#### Instructions to follow
Lines that include "info" make up the answer; copy all of them from the data below.
═══ Provided material
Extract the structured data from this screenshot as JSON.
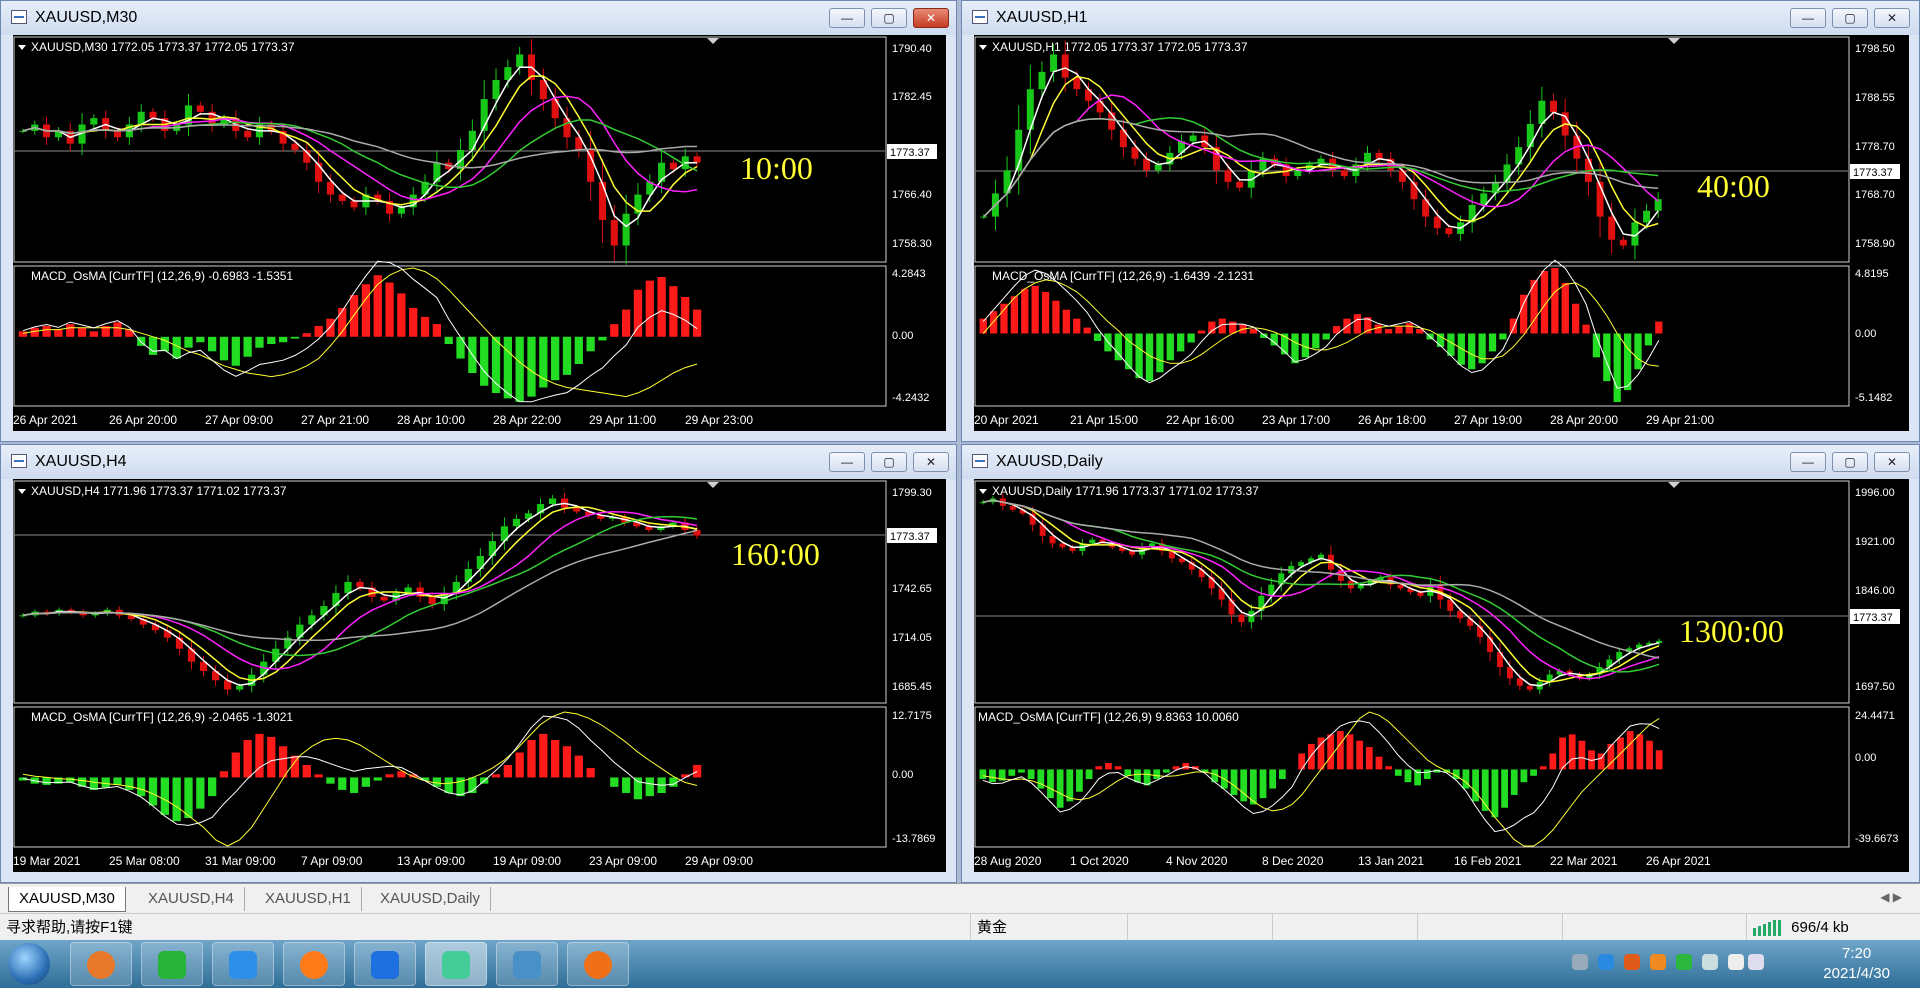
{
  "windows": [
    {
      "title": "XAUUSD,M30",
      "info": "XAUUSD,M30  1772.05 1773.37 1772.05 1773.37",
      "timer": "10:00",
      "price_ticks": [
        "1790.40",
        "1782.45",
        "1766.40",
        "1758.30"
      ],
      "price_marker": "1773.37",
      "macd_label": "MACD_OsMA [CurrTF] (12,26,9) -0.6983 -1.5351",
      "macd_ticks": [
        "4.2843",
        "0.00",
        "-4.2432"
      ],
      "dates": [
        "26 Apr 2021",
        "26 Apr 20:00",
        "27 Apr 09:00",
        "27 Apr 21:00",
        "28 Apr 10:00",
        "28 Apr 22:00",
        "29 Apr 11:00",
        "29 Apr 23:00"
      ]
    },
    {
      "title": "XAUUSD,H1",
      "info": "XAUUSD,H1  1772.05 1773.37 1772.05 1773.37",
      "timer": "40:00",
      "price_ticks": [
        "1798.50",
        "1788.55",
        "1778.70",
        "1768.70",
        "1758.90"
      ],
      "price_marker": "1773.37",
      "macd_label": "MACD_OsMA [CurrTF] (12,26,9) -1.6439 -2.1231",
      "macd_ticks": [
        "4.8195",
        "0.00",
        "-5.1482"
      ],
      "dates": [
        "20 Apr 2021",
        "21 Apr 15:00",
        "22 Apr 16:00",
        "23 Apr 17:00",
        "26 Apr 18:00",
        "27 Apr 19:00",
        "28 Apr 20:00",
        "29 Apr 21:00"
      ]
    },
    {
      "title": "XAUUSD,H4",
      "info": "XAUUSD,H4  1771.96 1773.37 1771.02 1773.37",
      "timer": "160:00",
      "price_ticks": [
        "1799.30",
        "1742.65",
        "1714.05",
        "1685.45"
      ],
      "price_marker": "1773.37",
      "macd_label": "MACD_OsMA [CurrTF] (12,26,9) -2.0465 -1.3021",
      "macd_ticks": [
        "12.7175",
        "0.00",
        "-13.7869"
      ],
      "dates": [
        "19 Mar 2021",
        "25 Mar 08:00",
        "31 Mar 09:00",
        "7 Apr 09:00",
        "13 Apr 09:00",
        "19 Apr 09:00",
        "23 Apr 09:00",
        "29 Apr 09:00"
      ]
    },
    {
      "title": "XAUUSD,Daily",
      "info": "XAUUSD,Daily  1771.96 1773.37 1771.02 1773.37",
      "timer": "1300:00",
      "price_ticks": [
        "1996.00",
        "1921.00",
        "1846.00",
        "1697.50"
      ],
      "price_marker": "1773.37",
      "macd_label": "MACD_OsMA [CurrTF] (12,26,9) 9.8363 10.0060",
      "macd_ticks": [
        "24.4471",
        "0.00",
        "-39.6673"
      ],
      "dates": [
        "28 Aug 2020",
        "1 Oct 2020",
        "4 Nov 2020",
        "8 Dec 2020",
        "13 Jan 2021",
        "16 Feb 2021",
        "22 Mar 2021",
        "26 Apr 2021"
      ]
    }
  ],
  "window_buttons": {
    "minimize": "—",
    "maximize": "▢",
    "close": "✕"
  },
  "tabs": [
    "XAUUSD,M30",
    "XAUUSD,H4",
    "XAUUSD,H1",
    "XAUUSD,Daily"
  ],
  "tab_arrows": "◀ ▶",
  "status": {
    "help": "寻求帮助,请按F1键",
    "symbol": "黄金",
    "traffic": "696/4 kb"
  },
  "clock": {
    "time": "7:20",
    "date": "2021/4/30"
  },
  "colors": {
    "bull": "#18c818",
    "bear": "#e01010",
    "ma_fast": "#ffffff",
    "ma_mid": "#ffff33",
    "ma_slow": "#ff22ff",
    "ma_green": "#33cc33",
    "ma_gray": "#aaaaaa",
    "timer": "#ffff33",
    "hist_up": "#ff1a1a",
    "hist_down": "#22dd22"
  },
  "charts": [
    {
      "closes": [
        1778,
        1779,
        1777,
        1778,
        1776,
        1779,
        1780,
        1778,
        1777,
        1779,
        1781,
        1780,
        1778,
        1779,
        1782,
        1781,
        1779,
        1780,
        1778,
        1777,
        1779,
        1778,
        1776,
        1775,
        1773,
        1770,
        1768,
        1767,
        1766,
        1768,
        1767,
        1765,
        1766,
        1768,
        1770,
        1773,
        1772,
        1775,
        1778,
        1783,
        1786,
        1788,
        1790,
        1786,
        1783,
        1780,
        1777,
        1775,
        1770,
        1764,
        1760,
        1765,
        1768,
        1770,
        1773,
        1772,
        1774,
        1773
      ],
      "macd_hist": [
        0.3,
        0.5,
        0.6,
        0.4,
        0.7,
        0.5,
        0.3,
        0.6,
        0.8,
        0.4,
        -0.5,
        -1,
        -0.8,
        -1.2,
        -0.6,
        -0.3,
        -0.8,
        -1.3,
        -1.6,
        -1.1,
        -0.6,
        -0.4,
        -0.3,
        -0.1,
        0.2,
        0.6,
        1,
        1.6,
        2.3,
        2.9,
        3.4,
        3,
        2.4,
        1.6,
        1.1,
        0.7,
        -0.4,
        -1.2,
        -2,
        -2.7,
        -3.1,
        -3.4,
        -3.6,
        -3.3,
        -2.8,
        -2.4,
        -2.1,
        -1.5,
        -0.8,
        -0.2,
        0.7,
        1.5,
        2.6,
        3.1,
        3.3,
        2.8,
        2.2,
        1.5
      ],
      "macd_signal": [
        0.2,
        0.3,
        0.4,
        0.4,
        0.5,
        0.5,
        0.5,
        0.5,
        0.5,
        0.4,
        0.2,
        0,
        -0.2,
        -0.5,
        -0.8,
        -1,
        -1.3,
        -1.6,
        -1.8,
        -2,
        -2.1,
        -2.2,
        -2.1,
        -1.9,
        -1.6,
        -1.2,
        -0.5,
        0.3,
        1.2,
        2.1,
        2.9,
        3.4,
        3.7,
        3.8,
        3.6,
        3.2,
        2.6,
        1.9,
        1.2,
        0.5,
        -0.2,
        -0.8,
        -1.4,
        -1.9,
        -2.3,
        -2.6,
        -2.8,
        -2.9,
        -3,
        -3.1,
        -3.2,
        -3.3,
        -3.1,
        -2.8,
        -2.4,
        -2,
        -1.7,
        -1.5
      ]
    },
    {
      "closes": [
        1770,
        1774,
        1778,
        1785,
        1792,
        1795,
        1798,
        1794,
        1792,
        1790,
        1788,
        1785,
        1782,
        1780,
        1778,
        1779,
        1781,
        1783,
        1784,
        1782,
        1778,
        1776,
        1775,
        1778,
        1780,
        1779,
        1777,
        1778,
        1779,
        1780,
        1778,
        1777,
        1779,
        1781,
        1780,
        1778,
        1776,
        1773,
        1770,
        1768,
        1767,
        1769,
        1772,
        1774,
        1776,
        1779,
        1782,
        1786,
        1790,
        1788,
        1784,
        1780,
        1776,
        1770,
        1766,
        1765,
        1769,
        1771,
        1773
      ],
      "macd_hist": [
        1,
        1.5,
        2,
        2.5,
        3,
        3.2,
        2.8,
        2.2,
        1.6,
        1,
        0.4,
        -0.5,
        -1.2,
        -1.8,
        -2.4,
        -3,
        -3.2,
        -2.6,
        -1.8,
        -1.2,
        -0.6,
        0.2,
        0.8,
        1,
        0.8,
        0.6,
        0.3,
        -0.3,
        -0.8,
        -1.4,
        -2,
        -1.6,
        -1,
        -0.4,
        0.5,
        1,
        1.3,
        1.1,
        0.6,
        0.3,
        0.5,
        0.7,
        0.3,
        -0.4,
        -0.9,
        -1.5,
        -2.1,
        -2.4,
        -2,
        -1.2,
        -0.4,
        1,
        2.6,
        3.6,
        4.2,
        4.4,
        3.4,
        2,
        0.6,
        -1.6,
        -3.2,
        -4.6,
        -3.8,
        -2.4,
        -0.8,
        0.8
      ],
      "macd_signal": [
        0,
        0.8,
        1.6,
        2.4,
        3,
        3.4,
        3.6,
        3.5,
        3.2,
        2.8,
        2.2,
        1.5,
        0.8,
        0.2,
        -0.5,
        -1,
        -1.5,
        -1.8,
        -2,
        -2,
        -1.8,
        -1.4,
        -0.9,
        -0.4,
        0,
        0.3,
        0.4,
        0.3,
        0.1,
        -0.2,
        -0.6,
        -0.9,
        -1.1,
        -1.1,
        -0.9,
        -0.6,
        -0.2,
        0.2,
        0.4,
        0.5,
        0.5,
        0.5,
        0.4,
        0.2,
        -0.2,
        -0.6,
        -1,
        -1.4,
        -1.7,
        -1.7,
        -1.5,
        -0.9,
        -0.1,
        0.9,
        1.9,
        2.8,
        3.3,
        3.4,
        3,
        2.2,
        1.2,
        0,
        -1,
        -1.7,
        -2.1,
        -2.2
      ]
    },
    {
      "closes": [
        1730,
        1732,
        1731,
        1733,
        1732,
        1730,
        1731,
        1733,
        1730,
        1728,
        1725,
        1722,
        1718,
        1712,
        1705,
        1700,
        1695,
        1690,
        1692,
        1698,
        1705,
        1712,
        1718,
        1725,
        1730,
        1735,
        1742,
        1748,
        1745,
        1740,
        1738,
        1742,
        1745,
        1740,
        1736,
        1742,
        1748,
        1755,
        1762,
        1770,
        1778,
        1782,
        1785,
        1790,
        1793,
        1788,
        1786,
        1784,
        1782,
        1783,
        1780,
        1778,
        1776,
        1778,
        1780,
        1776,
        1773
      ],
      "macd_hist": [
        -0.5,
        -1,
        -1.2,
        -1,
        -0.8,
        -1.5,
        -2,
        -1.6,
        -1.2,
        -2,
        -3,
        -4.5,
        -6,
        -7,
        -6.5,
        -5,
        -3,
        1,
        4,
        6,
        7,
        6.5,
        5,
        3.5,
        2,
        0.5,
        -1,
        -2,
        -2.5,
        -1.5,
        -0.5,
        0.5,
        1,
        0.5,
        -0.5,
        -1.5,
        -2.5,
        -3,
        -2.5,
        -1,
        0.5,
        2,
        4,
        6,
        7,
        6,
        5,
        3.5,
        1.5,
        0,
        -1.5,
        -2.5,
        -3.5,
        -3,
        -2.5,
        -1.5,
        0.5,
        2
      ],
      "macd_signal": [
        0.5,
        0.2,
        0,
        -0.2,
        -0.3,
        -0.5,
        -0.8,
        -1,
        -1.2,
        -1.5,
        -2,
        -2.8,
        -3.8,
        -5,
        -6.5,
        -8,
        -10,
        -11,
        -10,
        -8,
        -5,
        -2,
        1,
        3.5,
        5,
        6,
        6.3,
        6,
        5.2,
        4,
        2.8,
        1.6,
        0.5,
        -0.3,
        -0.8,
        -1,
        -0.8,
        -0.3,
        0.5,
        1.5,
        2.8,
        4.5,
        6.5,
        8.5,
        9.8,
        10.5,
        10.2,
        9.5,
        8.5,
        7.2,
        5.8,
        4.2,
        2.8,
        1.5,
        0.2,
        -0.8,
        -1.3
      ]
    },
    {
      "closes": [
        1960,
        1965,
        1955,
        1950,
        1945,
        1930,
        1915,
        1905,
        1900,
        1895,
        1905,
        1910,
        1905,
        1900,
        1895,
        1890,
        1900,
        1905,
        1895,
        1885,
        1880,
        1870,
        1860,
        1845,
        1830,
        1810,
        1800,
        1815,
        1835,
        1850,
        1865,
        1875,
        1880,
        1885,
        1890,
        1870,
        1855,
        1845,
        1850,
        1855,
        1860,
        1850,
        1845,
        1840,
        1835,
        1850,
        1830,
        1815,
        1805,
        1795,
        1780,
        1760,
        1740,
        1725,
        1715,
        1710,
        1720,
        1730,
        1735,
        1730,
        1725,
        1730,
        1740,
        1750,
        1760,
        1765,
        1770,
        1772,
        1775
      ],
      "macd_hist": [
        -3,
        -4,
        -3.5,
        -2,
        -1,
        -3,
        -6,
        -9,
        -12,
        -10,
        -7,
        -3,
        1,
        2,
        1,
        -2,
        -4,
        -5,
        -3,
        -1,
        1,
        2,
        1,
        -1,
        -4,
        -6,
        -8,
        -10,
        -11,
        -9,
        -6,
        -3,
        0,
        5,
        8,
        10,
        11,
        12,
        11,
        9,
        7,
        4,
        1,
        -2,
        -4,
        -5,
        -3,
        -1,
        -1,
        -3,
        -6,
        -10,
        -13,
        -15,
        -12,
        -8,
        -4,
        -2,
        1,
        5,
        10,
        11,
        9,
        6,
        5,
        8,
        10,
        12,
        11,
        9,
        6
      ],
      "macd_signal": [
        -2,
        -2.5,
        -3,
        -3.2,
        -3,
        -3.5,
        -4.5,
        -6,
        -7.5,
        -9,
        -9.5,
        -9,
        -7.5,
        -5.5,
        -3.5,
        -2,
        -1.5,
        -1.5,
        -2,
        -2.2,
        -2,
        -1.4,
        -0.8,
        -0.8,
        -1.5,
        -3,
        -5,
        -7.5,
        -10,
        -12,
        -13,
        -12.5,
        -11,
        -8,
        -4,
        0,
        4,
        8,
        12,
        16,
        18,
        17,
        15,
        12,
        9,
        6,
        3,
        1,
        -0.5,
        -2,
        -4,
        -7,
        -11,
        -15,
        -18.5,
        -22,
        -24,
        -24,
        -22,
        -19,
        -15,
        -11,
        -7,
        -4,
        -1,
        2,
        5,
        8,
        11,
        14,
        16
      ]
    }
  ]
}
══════
#### Solution for this exercise
      "info": "XAUUSD,M30  1772.05 1773.37 1772.05 1773.37",
      "info": "XAUUSD,H1  1772.05 1773.37 1772.05 1773.37",
      "info": "XAUUSD,H4  1771.96 1773.37 1771.02 1773.37",
      "info": "XAUUSD,Daily  1771.96 1773.37 1771.02 1773.37",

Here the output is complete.